What you will do = Could you repeat all of the entries exactly, leaving out any pictures?

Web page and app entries
--------

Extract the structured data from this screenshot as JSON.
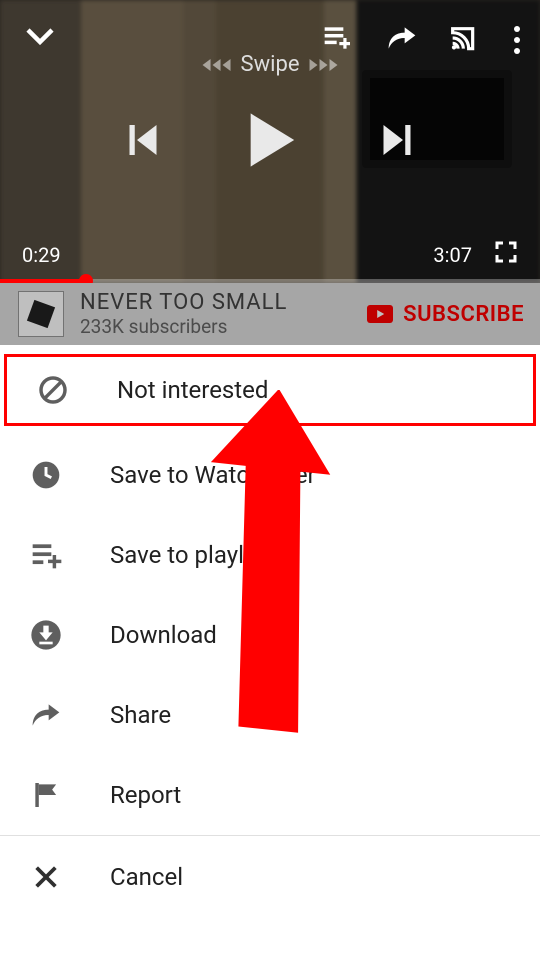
{
  "player": {
    "swipe_label": "Swipe",
    "current_time": "0:29",
    "duration": "3:07"
  },
  "channel": {
    "title": "NEVER TOO SMALL",
    "subscribers": "233K subscribers",
    "subscribe_label": "SUBSCRIBE"
  },
  "menu": {
    "not_interested": "Not interested",
    "watch_later": "Save to Watch later",
    "save_playlist": "Save to playlist",
    "download": "Download",
    "share": "Share",
    "report": "Report",
    "cancel": "Cancel"
  }
}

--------

Exercise answer =
Extract the structured data from this screenshot as JSON.
{
  "player": {
    "swipe_label": "Swipe",
    "current_time": "0:29",
    "duration": "3:07"
  },
  "channel": {
    "title": "NEVER TOO SMALL",
    "subscribers": "233K subscribers",
    "subscribe_label": "SUBSCRIBE"
  },
  "menu": {
    "not_interested": "Not interested",
    "watch_later": "Save to Watch later",
    "save_playlist": "Save to playlist",
    "download": "Download",
    "share": "Share",
    "report": "Report",
    "cancel": "Cancel"
  }
}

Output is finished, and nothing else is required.